— What to produce —
For this exercise, write out each entry below exactly as it reads.

Items from an interface collection:
::::::::

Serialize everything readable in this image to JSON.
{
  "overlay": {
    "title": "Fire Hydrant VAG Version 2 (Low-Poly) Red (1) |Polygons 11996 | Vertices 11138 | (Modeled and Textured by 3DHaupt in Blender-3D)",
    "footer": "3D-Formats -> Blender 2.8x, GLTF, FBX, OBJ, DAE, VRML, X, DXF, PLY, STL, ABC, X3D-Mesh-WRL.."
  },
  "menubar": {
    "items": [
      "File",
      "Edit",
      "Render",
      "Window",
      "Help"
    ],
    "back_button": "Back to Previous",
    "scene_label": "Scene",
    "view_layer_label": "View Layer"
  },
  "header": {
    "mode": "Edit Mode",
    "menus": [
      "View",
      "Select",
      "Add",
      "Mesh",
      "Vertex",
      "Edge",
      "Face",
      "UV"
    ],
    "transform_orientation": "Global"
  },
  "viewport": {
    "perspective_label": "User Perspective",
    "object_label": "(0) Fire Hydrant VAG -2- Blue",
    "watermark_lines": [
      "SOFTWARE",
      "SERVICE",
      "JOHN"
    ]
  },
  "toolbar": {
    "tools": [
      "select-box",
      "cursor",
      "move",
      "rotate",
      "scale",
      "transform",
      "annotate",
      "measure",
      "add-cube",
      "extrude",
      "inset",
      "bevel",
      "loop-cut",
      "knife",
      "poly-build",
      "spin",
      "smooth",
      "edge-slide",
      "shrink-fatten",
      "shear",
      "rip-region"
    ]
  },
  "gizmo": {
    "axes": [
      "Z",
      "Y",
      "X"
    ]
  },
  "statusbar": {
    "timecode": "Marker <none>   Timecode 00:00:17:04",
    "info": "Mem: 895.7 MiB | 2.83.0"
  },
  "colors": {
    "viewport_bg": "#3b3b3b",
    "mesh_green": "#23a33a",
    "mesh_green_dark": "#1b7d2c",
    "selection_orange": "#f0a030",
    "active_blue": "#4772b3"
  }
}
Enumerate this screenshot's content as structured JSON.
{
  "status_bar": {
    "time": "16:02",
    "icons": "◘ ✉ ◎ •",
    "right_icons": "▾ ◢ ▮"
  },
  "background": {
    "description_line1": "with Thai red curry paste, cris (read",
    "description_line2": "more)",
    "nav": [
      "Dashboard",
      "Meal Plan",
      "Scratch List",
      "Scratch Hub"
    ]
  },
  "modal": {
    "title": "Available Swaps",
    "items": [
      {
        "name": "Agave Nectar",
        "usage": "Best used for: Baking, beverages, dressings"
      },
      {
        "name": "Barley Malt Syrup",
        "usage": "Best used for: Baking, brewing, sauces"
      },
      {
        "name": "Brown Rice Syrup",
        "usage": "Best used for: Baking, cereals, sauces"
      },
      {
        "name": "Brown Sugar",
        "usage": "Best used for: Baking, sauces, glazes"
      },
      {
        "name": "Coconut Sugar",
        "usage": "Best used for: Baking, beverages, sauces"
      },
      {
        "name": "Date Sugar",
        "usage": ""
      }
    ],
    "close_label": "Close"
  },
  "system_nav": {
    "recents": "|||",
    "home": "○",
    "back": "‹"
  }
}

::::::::

— Answer box —
Serialize everything readable in this image to JSON.
{
  "overlay": {
    "title": "Fire Hydrant VAG Version 2 (Low-Poly) Red (1) |Polygons 11996 | Vertices 11138 | (Modeled and Textured by 3DHaupt in Blender-3D)",
    "footer": "3D-Formats -> Blender 2.8x, GLTF, FBX, OBJ, DAE, VRML, X, DXF, PLY, STL, ABC, X3D-Mesh-WRL.."
  },
  "menubar": {
    "items": [
      "File",
      "Edit",
      "Render",
      "Window",
      "Help"
    ],
    "back_button": "Back to Previous",
    "scene_label": "Scene",
    "view_layer_label": "View Layer"
  },
  "header": {
    "mode": "Edit Mode",
    "menus": [
      "View",
      "Select",
      "Add",
      "Mesh",
      "Vertex",
      "Edge",
      "Face",
      "UV"
    ],
    "transform_orientation": "Global"
  },
  "viewport": {
    "perspective_label": "User Perspective",
    "object_label": "(0) Fire Hydrant VAG -2- Blue",
    "watermark_lines": [
      "SOFTWARE",
      "SERVICE",
      "JOHN"
    ]
  },
  "toolbar": {
    "tools": [
      "select-box",
      "cursor",
      "move",
      "rotate",
      "scale",
      "transform",
      "annotate",
      "measure",
      "add-cube",
      "extrude",
      "inset",
      "bevel",
      "loop-cut",
      "knife",
      "poly-build",
      "spin",
      "smooth",
      "edge-slide",
      "shrink-fatten",
      "shear",
      "rip-region"
    ]
  },
  "gizmo": {
    "axes": [
      "Z",
      "Y",
      "X"
    ]
  },
  "statusbar": {
    "timecode": "Marker <none>   Timecode 00:00:17:04",
    "info": "Mem: 895.7 MiB | 2.83.0"
  },
  "colors": {
    "viewport_bg": "#3b3b3b",
    "mesh_green": "#23a33a",
    "mesh_green_dark": "#1b7d2c",
    "selection_orange": "#f0a030",
    "active_blue": "#4772b3"
  }
}
Enumerate this screenshot's content as structured JSON.
{
  "status_bar": {
    "time": "16:02",
    "icons": "◘ ✉ ◎ •",
    "right_icons": "▾ ◢ ▮"
  },
  "background": {
    "description_line1": "with Thai red curry paste, cris (read",
    "description_line2": "more)",
    "nav": [
      "Dashboard",
      "Meal Plan",
      "Scratch List",
      "Scratch Hub"
    ]
  },
  "modal": {
    "title": "Available Swaps",
    "items": [
      {
        "name": "Agave Nectar",
        "usage": "Best used for: Baking, beverages, dressings"
      },
      {
        "name": "Barley Malt Syrup",
        "usage": "Best used for: Baking, brewing, sauces"
      },
      {
        "name": "Brown Rice Syrup",
        "usage": "Best used for: Baking, cereals, sauces"
      },
      {
        "name": "Brown Sugar",
        "usage": "Best used for: Baking, sauces, glazes"
      },
      {
        "name": "Coconut Sugar",
        "usage": "Best used for: Baking, beverages, sauces"
      },
      {
        "name": "Date Sugar",
        "usage": ""
      }
    ],
    "close_label": "Close"
  },
  "system_nav": {
    "recents": "|||",
    "home": "○",
    "back": "‹"
  }
}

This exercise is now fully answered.